Bottom WaterPlace the pot in a tray of standing water. This water should be replaced every 3-4 days.
Top WaterSpray water on the plant as if it were getting rained on.

Water Quality

As a general rule, carnivorous plants prefer rainwater, distilled, or reverse osmosis water. Water collected through other means, such as tap, generally has salts that will kill the plant.

If you’re just starting out, we recommend getting a Zerowater Filter.

Ensuring Airflow

One thing that all carnivorous plants need is good airflow. Proper circulation minimizes the risk of fungal and algal growth, which can negatively impact your plant’s health.

Unless you’re growing outdoors or in a well circulated house, we often recommend running a fan to ensure your plants stay happy and health.

media to grow carnivorous plants
Ultramafic media mix, ideal for Nepenthes from select regions of Borneo and the Philippines.

Choosing the Correct Media

Many carnivorous plants eat insects because they evolved in waterlogged soils with extremely limited nutrients. While many types of media can be used to grow carnivorous plants, here is what we use in our greenhouse.

Sphagnum Moss Mix

Potted Nepenthes most commonly use sphagnum moss mixes. This soil has a low ph (5.3-5.8) and high porosity, creating an optimal media for most carnivorous plants. The perlite content allows water to freely flow through the pot while the sphagnum moss retains enough moisture for plants to thrive.

Coconut Coir Mix

Coconut coir is a great medium for carnivorous and tropical plants. It also has a smaller ecological footprint than sphagnum moss mixes. It provides the right conditions for plant health with a lower risk of a waterlogged pot.

Terrestrial Mix

This media is very porous with a low PH (5.3-5.5). These conditions are achieved via a combination of sand, peat moss, and perlite. This is an optimal soil for most DroseraCephalotusHeliamphora, Dionea, and Darlingtonia.

Ultramafic Mix

Ultramafic media promotes healthy root development and growth for Nepenthes from select regions of Borneo and the Philippines (ex. villosaclipeatapeltataargentii etc.). The media contains low amounts of calcium and nitrogen, yet high amounts of magnesium, nickel, chromium, and other heavy metals.

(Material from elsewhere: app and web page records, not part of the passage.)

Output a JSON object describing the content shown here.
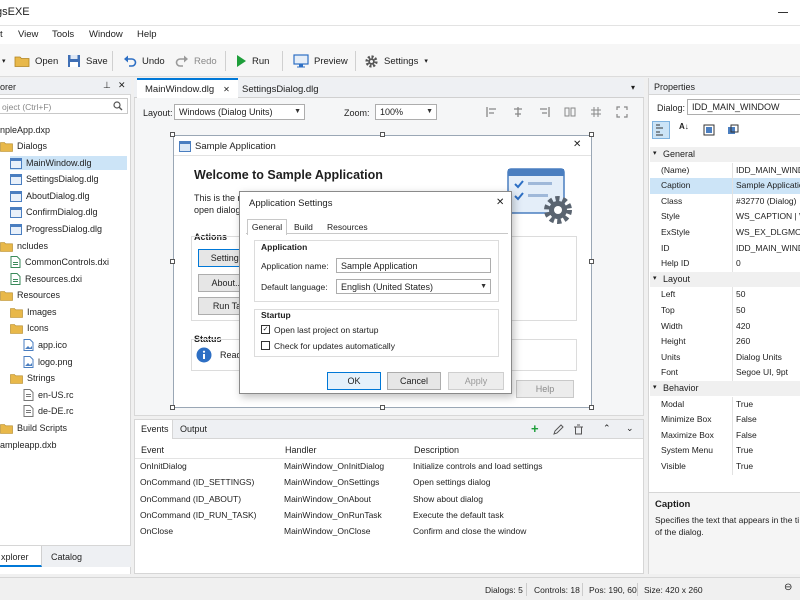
{
  "app": {
    "title": "gsEXE"
  },
  "menu": [
    "t",
    "View",
    "Tools",
    "Window",
    "Help"
  ],
  "toolbar": {
    "open": "Open",
    "save": "Save",
    "undo": "Undo",
    "redo": "Redo",
    "run": "Run",
    "preview": "Preview",
    "settings": "Settings"
  },
  "explorer": {
    "title": "orer",
    "search_placeholder": "oject (Ctrl+F)",
    "items": [
      {
        "label": "npleApp.dxp",
        "icon": "project-icon"
      },
      {
        "label": "Dialogs",
        "icon": "folder-icon"
      },
      {
        "label": "MainWindow.dlg",
        "icon": "dialog-file-icon"
      },
      {
        "label": "SettingsDialog.dlg",
        "icon": "dialog-file-icon"
      },
      {
        "label": "AboutDialog.dlg",
        "icon": "dialog-file-icon"
      },
      {
        "label": "ConfirmDialog.dlg",
        "icon": "dialog-file-icon"
      },
      {
        "label": "ProgressDialog.dlg",
        "icon": "dialog-file-icon"
      },
      {
        "label": "ncludes",
        "icon": "folder-icon"
      },
      {
        "label": "CommonControls.dxi",
        "icon": "include-file-icon"
      },
      {
        "label": "Resources.dxi",
        "icon": "include-file-icon"
      },
      {
        "label": "Resources",
        "icon": "folder-icon"
      },
      {
        "label": "Images",
        "icon": "folder-icon"
      },
      {
        "label": "Icons",
        "icon": "folder-icon"
      },
      {
        "label": "app.ico",
        "icon": "image-file-icon"
      },
      {
        "label": "logo.png",
        "icon": "image-file-icon"
      },
      {
        "label": "Strings",
        "icon": "folder-icon"
      },
      {
        "label": "en-US.rc",
        "icon": "resource-file-icon"
      },
      {
        "label": "de-DE.rc",
        "icon": "resource-file-icon"
      },
      {
        "label": "Build Scripts",
        "icon": "folder-icon"
      },
      {
        "label": "ampleapp.dxb",
        "icon": "build-file-icon"
      }
    ],
    "tabs": [
      "xplorer",
      "Catalog"
    ]
  },
  "editor": {
    "tabs": [
      "MainWindow.dlg",
      "SettingsDialog.dlg"
    ],
    "layout_label": "Layout:",
    "layout_value": "Windows (Dialog Units)",
    "zoom_label": "Zoom:",
    "zoom_value": "100%"
  },
  "sample_dialog": {
    "title": "Sample Application",
    "welcome": "Welcome to Sample Application",
    "intro_line1": "This is the m",
    "intro_line2": "open dialogs",
    "actions_label": "Actions",
    "buttons": [
      "Settings",
      "About...",
      "Run Ta"
    ],
    "status_label": "Status",
    "status_text": "Read",
    "help_button": "Help"
  },
  "settings_dialog": {
    "title": "Application Settings",
    "tabs": [
      "General",
      "Build",
      "Resources"
    ],
    "application_group": "Application",
    "app_name_label": "Application name:",
    "app_name_value": "Sample Application",
    "language_label": "Default language:",
    "language_value": "English (United States)",
    "startup_group": "Startup",
    "check1": "Open last project on startup",
    "check2": "Check for updates automatically",
    "ok": "OK",
    "cancel": "Cancel",
    "apply": "Apply"
  },
  "events_panel": {
    "tabs": [
      "Events",
      "Output"
    ],
    "headers": [
      "Event",
      "Handler",
      "Description"
    ],
    "rows": [
      [
        "OnInitDialog",
        "MainWindow_OnInitDialog",
        "Initialize controls and load settings"
      ],
      [
        "OnCommand (ID_SETTINGS)",
        "MainWindow_OnSettings",
        "Open settings dialog"
      ],
      [
        "OnCommand (ID_ABOUT)",
        "MainWindow_OnAbout",
        "Show about dialog"
      ],
      [
        "OnCommand (ID_RUN_TASK)",
        "MainWindow_OnRunTask",
        "Execute the default task"
      ],
      [
        "OnClose",
        "MainWindow_OnClose",
        "Confirm and close the window"
      ]
    ]
  },
  "properties": {
    "title": "Properties",
    "dialog_label": "Dialog:",
    "dialog_value": "IDD_MAIN_WINDOW",
    "categories": [
      {
        "name": "General",
        "rows": [
          [
            "(Name)",
            "IDD_MAIN_WINDOW"
          ],
          [
            "Caption",
            "Sample Application"
          ],
          [
            "Class",
            "#32770 (Dialog)"
          ],
          [
            "Style",
            "WS_CAPTION | WS_"
          ],
          [
            "ExStyle",
            "WS_EX_DLGMODAL"
          ],
          [
            "ID",
            "IDD_MAIN_WINDOW"
          ],
          [
            "Help ID",
            "0"
          ]
        ]
      },
      {
        "name": "Layout",
        "rows": [
          [
            "Left",
            "50"
          ],
          [
            "Top",
            "50"
          ],
          [
            "Width",
            "420"
          ],
          [
            "Height",
            "260"
          ],
          [
            "Units",
            "Dialog Units"
          ],
          [
            "Font",
            "Segoe UI, 9pt"
          ]
        ]
      },
      {
        "name": "Behavior",
        "rows": [
          [
            "Modal",
            "True"
          ],
          [
            "Minimize Box",
            "False"
          ],
          [
            "Maximize Box",
            "False"
          ],
          [
            "System Menu",
            "True"
          ],
          [
            "Visible",
            "True"
          ]
        ]
      }
    ],
    "caption_title": "Caption",
    "caption_desc_1": "Specifies the text that appears in the ti",
    "caption_desc_2": "of the dialog."
  },
  "status": {
    "dialogs": "Dialogs: 5",
    "controls": "Controls: 18",
    "pos": "Pos: 190, 60",
    "size": "Size: 420 x 260"
  },
  "colors": {
    "accent": "#0078d7",
    "selection": "#cce4f7",
    "green": "#1e9e3a"
  }
}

Pinguicula Mix

We grow our Pinguicula in vermiculite only.

Interested in learning more?

Check out these additional resources!